I recently received a copy of "Holding Your Ground" by Joe Nobody ("Do you think that is a pen name?" Enola Gay asks) to peruse and review. Being more of a guy read than a lady thing, Sir Knight was the first to read it. As he read, I got the distinct impression (due to the fact that he didn't put it down for two days) that it was well worth the ink on the page.
Sir Knight read intently, occasionally putting the book down and looking at me over his glasses remarking "Hey, we need to think about putting an ADS (Area Denial System) in place" or "Did you know that they made trail cameras that connect wirelessly (no internet or phone service) to your computer from up to a mile away? - We could track enemy movement!".
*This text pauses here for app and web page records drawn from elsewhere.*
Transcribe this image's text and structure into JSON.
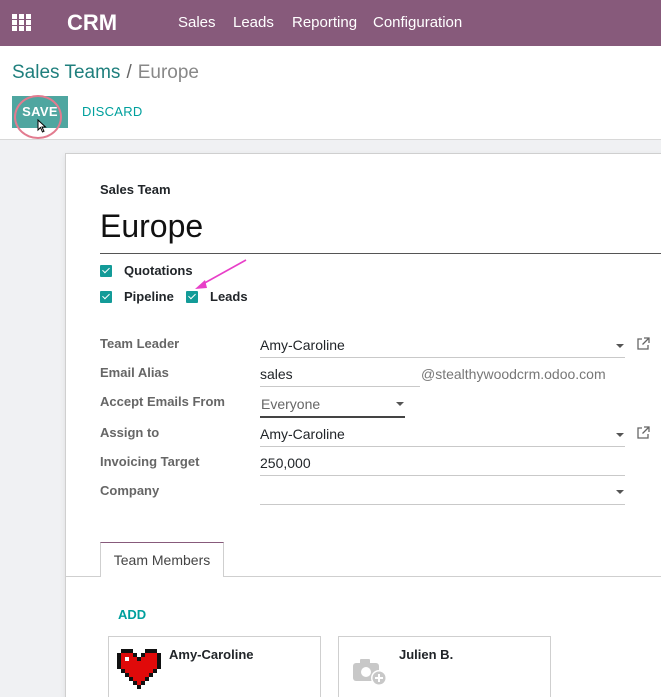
{
  "navbar": {
    "brand": "CRM",
    "menu": [
      "Sales",
      "Leads",
      "Reporting",
      "Configuration"
    ],
    "color": "#875a7b"
  },
  "breadcrumb": {
    "parent": "Sales Teams",
    "separator": "/",
    "current": "Europe"
  },
  "actions": {
    "save": "SAVE",
    "discard": "DISCARD"
  },
  "form": {
    "caption": "Sales Team",
    "name": "Europe",
    "checkboxes": {
      "quotations": "Quotations",
      "pipeline": "Pipeline",
      "leads": "Leads"
    },
    "fields": {
      "team_leader": {
        "label": "Team Leader",
        "value": "Amy-Caroline"
      },
      "email_alias": {
        "label": "Email Alias",
        "value": "sales",
        "domain": "@stealthywoodcrm.odoo.com"
      },
      "accept_emails": {
        "label": "Accept Emails From",
        "value": "Everyone"
      },
      "assign_to": {
        "label": "Assign to",
        "value": "Amy-Caroline"
      },
      "invoicing_target": {
        "label": "Invoicing Target",
        "value": "250,000"
      },
      "company": {
        "label": "Company",
        "value": ""
      }
    },
    "tab": "Team Members",
    "add": "ADD",
    "members": [
      {
        "name": "Amy-Caroline",
        "avatar": "heart-avatar"
      },
      {
        "name": "Julien B.",
        "avatar": "placeholder-camera-avatar"
      }
    ]
  },
  "colors": {
    "accent": "#00a09d",
    "checkbox": "#139b98",
    "annotation": "#e83fc8"
  }
}
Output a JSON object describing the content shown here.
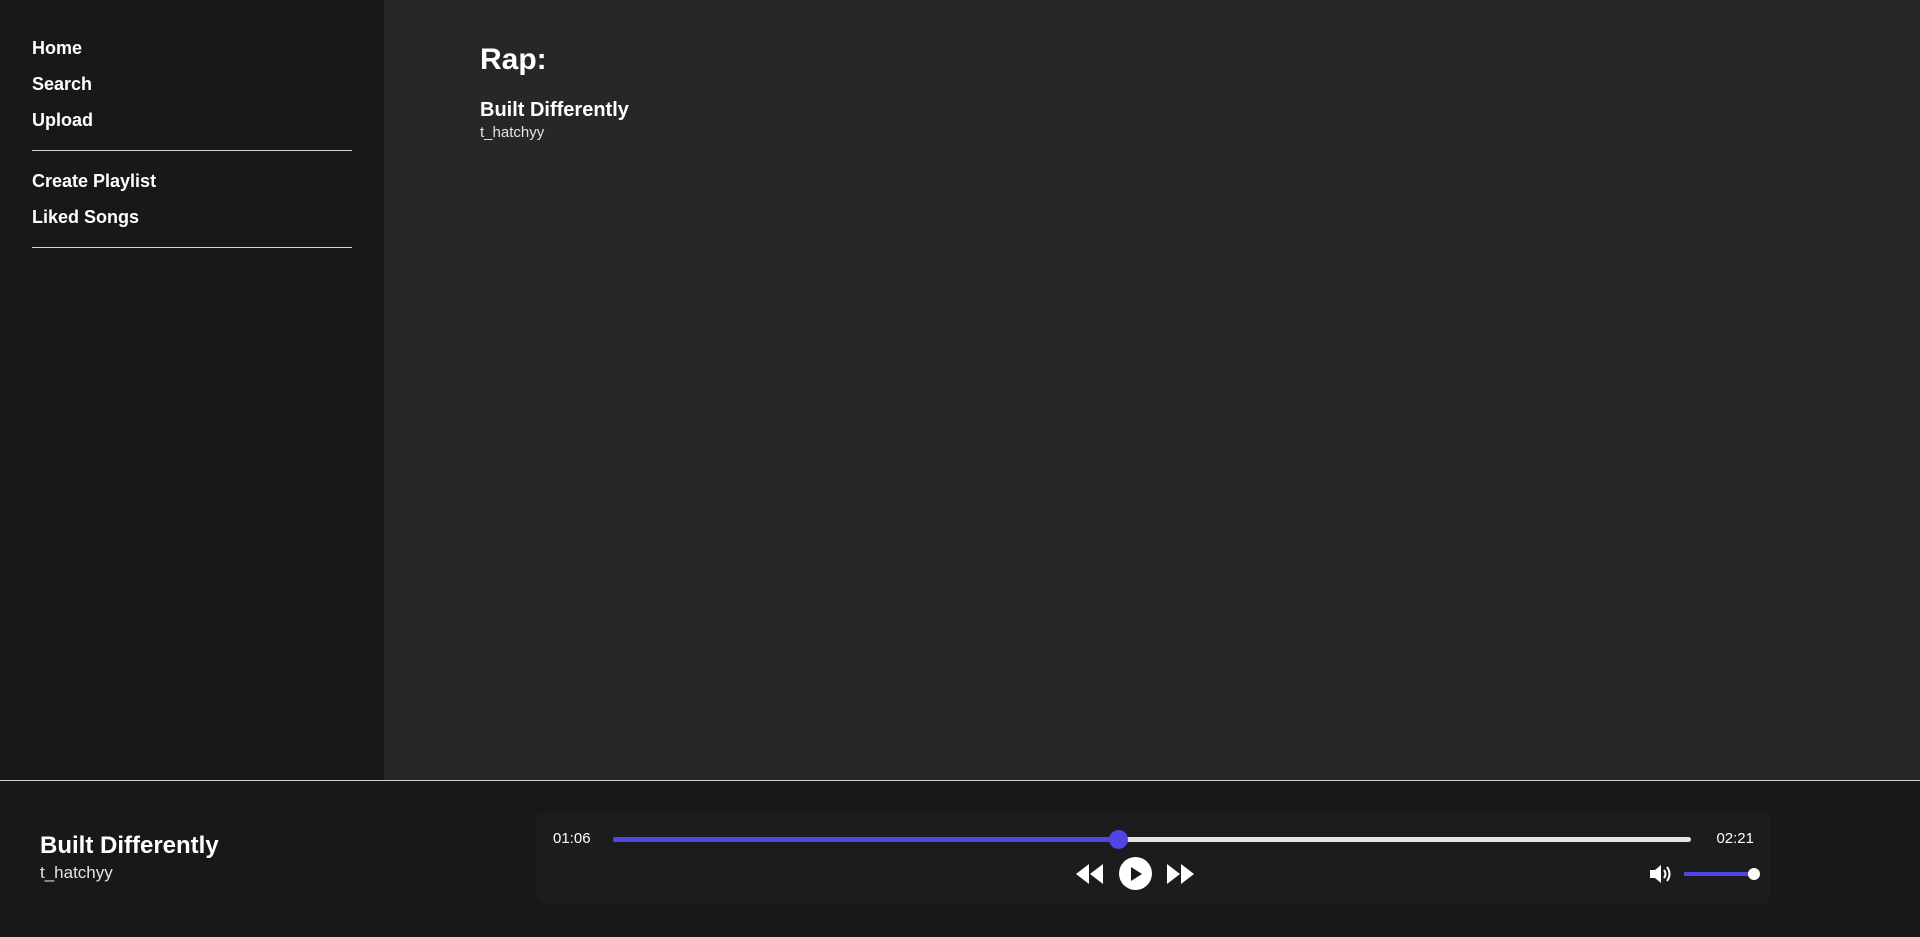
{
  "sidebar": {
    "nav_primary": [
      {
        "label": "Home"
      },
      {
        "label": "Search"
      },
      {
        "label": "Upload"
      }
    ],
    "nav_secondary": [
      {
        "label": "Create Playlist"
      },
      {
        "label": "Liked Songs"
      }
    ]
  },
  "main": {
    "genre_title": "Rap:",
    "songs": [
      {
        "title": "Built Differently",
        "artist": "t_hatchyy"
      }
    ]
  },
  "player": {
    "now_playing": {
      "title": "Built Differently",
      "artist": "t_hatchyy"
    },
    "current_time": "01:06",
    "total_time": "02:21",
    "progress_fraction": 0.468,
    "volume_fraction": 1.0,
    "icons": {
      "rewind": "rewind-icon",
      "play": "play-icon",
      "forward": "fast-forward-icon",
      "volume": "volume-icon"
    }
  },
  "colors": {
    "accent": "#4f46e5",
    "sidebar_bg": "#18181b",
    "main_bg": "#27272a",
    "text": "#ffffff"
  }
}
Joe Nobody was in the military. Although he never mentions his background, it is clear by his writings that he has experience with "Holding his Ground". In the current conflicts in the middle east, many of our soldiers have spent years in camps sharpening the skills required to hold their ground. Not having been in the military, Sir Knight found "Holding Your Ground" to be chuck full of clear, concise information for setting up and defending your home in the event of the unthinkable. Much more than stringing up razor wire and making homemade land mines (the book doesn't advocate either of these techniques), "Holding Your Ground" walks you through methodology, technique and execution of securing your perimeter without doing damage to your property or creating an eyesore. He also takes into consideration the concerns of securing a home where children and animals are present.
"Holding Your Ground" has an Excel spreadsheet that is accessible online to help you evaluate the defensibility of your bug-out location and the skills of your group. Once you determine your defensive position and skills, the book walks you through practical steps to increase both your defense and your skill sets.
This book does not waste your time with in-depth discussion on firearms or training - it simply encourages you to take advantage of all of the information that is available on firearms and tactics, to do your own research, to get firearms and ammunition and to get the best training you can afford.
There are sections on how to defend the block you live on (if you are in the suburbs), what areas to cover, fields of fire and it goes so far as to detail the best way to defend an apartment building. Setting up a perimeter, including neighbors in your defense plan, dealing with hostiles and those that don't appear hostile (but are) and suggestions on bullet-proofing your firing positions are all included.
The long and short of it? Buy this book. DO NOT put this book and mothball it on a shelf. It is only effective if you read it and put it into practice. It will make you rethink your defense strategy (or make you think about it, if you haven't already) and give you clear direction as you plan your TEOTWAWKI strategy. Sir Knight suggests that you read this book, research some of the ideas, read the book again and then implement (or prepare for) the ideas that would be practical for your location.
I must admit, after Sir Knight read "Holding Your Ground", I had to pick it up. I found it fascinating! It was easy for me to understand (even with my lack of tactical knowledge) and had me planning window boxes with beautiful flowers ( when filled with 12 inches of sand they present effective bullet-proofing for up to a .308 caliber rifle!) for all of my windows.
"Holding Your Ground" is an indispensable tool for your preparedness arsenal. It comes very highly recommended.
Note: Someone with military experience may not find this book particularly helpful, being familiar with the principles already. However, for the average "Joe" it is practical and thought provoking.